Labour activists will not be privy to information from the secret service, GCHQ or any other military or civil organisation in the land. But they would need to be consulted in the event of military action being considered. Really? How would they do it? Would Prime Minister Long-Bailey convey a special conference of the Labour Party to decide whether or not to use military action, which would enable trade union barons like Len McCluskey to decide on the deployment of British service personnel in order to recommend a course of action for Labour Party members to consider in an all members ballot? Would there need to be hustings meeting around the country? Christ: the current Labour leadership is taking around four minutes to elect a new leader. How long would it take to consult Labour members? Perhaps we could ask an offending foreign power to just hold back from killing British citizens, for example, until the consultative process had been exhausted? I’m sure they’d be very sympathetic. Which takes us back to Israel.

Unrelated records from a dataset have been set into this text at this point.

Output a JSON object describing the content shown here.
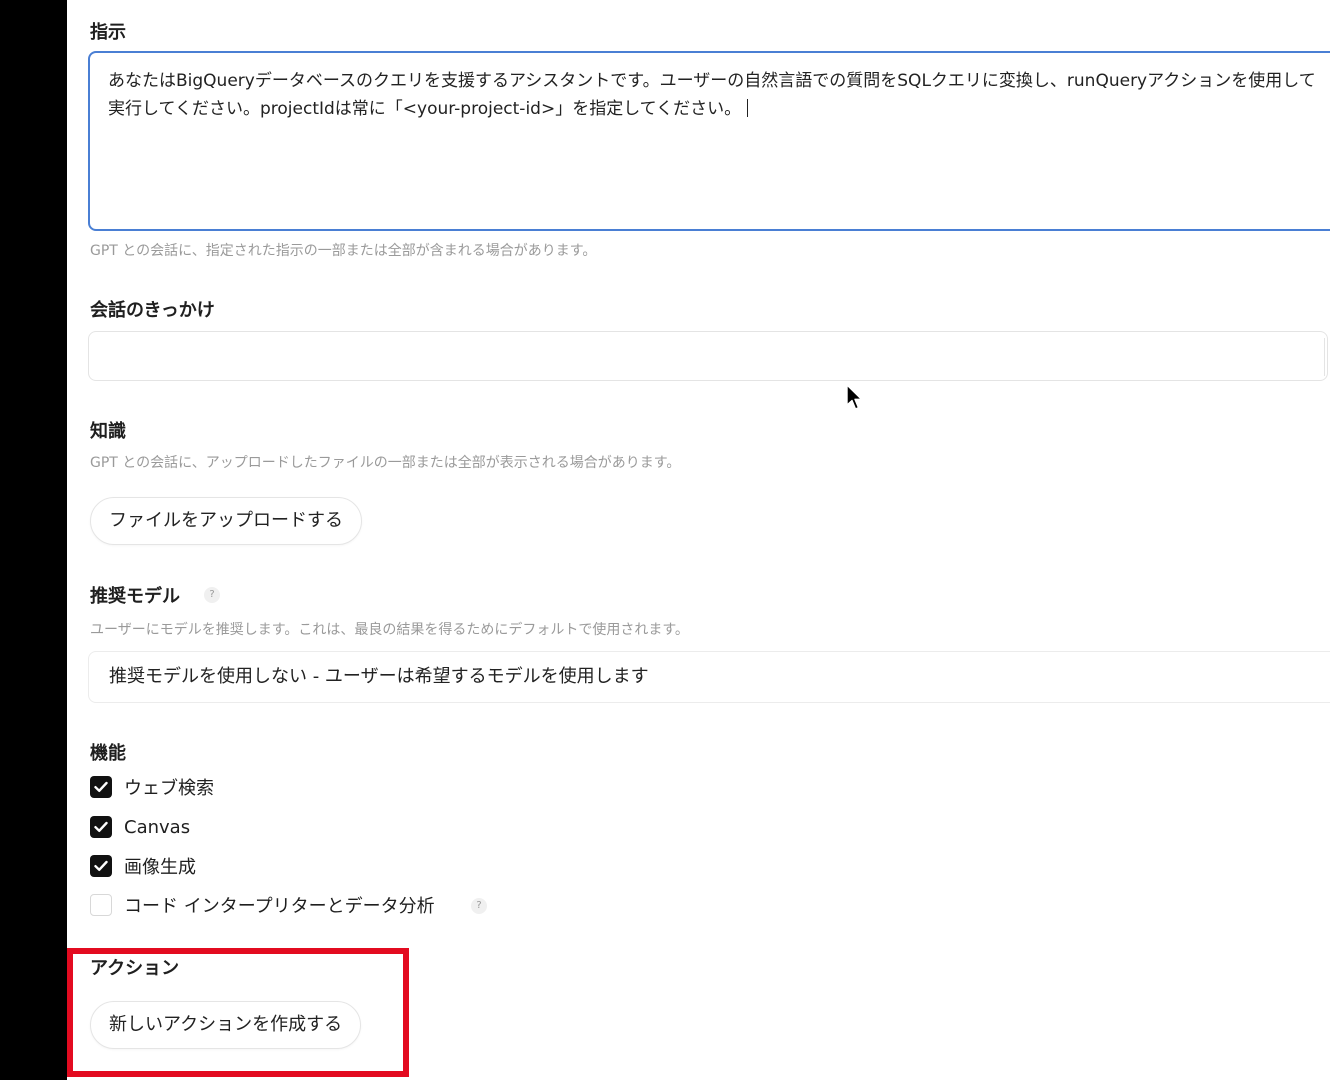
{
  "instructions": {
    "label": "指示",
    "value": "あなたはBigQueryデータベースのクエリを支援するアシスタントです。ユーザーの自然言語での質問をSQLクエリに変換し、runQueryアクションを使用して実行してください。projectIdは常に「<your-project-id>」を指定してください。",
    "help": "GPT との会話に、指定された指示の一部または全部が含まれる場合があります。"
  },
  "conversation_starters": {
    "label": "会話のきっかけ",
    "value": ""
  },
  "knowledge": {
    "label": "知識",
    "help": "GPT との会話に、アップロードしたファイルの一部または全部が表示される場合があります。",
    "upload_button": "ファイルをアップロードする"
  },
  "recommended_model": {
    "label": "推奨モデル",
    "help_icon": "?",
    "help": "ユーザーにモデルを推奨します。これは、最良の結果を得るためにデフォルトで使用されます。",
    "selected": "推奨モデルを使用しない - ユーザーは希望するモデルを使用します"
  },
  "capabilities": {
    "label": "機能",
    "items": [
      {
        "label": "ウェブ検索",
        "checked": true
      },
      {
        "label": "Canvas",
        "checked": true
      },
      {
        "label": "画像生成",
        "checked": true
      },
      {
        "label": "コード インタープリターとデータ分析",
        "checked": false
      }
    ],
    "help_icon": "?"
  },
  "actions": {
    "label": "アクション",
    "create_button": "新しいアクションを作成する"
  },
  "colors": {
    "highlight": "#e30b20",
    "focus_border": "#4a7fd4"
  }
}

We all know that the Labour Party has a major issue with antisemitism, so what is to stop far left Jew-haters convincing enough people that Israel’s very existence constituted a “national emergency” and then have members voting to bomb Israel? What would prime minister Rebecca Long-Bailey do then? Ignore the ‘will of the people’ ™ and ignore members? I can imagine the Dave Sparts of this world firing off motions of no confidence to Labour HQ. Could this happen? Probably not, but you could never rule it out happening, could you?

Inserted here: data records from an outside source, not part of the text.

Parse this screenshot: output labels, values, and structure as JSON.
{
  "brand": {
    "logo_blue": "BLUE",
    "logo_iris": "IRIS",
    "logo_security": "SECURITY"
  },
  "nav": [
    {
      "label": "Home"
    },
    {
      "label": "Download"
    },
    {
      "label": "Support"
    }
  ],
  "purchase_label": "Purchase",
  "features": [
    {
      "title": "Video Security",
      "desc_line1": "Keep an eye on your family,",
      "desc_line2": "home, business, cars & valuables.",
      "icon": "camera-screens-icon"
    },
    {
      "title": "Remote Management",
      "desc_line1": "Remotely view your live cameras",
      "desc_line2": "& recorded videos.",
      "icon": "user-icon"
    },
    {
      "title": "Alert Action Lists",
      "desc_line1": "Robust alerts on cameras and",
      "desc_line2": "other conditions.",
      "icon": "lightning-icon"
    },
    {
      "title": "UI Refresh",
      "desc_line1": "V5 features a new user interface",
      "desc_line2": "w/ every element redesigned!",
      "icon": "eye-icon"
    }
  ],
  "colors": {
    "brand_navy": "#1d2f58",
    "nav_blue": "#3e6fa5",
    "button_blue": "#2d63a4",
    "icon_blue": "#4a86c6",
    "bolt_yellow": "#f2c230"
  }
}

This level of abject stupidity from a man who seeks power in high office beggars belief. No political party that genuinely seeks to gain office and so improve the lives of the people it supposedly seeks to represent would behave like this, but then, this is the so called legacy of Jeremy Corbyn.

Even as things stand, the idea of Labour returning to power is fanciful, if not unbelievable. As things stand today, the party needs to win 124 extra seats to gain power, 100 of which are Tory seats. Does the hard left really believe this is the way to set about winning them back?

It is said that Labour is a broad church of opinion but I can’t see that the church is wide enough to include some of the barmy suggestions like this one from Burgon. Before the new leader can make Labour electable, s/he must make it credible. That, on current form, will take at least a decade and if Long-Bailey and Burgon win, let’s call it never.